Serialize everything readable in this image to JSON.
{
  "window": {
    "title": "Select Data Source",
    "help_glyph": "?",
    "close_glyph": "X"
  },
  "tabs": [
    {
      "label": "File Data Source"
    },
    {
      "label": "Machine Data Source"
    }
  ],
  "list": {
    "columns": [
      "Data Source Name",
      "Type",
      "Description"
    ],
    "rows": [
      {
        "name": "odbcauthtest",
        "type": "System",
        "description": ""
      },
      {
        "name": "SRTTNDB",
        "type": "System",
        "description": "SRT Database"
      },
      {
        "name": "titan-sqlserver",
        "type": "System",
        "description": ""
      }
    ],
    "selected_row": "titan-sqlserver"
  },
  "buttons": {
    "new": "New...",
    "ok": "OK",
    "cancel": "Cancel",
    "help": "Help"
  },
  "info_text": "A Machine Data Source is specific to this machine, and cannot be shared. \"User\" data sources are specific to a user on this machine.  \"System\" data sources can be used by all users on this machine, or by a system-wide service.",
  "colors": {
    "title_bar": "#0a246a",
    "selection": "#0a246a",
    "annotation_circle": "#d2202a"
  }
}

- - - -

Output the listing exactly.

* [Task output]
Serialize everything readable in this image to JSON.
{
  "window": {
    "title": "Select Data Source",
    "help_glyph": "?",
    "close_glyph": "X"
  },
  "tabs": [
    {
      "label": "File Data Source"
    },
    {
      "label": "Machine Data Source"
    }
  ],
  "list": {
    "columns": [
      "Data Source Name",
      "Type",
      "Description"
    ],
    "rows": [
      {
        "name": "odbcauthtest",
        "type": "System",
        "description": ""
      },
      {
        "name": "SRTTNDB",
        "type": "System",
        "description": "SRT Database"
      },
      {
        "name": "titan-sqlserver",
        "type": "System",
        "description": ""
      }
    ],
    "selected_row": "titan-sqlserver"
  },
  "buttons": {
    "new": "New...",
    "ok": "OK",
    "cancel": "Cancel",
    "help": "Help"
  },
  "info_text": "A Machine Data Source is specific to this machine, and cannot be shared. \"User\" data sources are specific to a user on this machine.  \"System\" data sources can be used by all users on this machine, or by a system-wide service.",
  "colors": {
    "title_bar": "#0a246a",
    "selection": "#0a246a",
    "annotation_circle": "#d2202a"
  }
}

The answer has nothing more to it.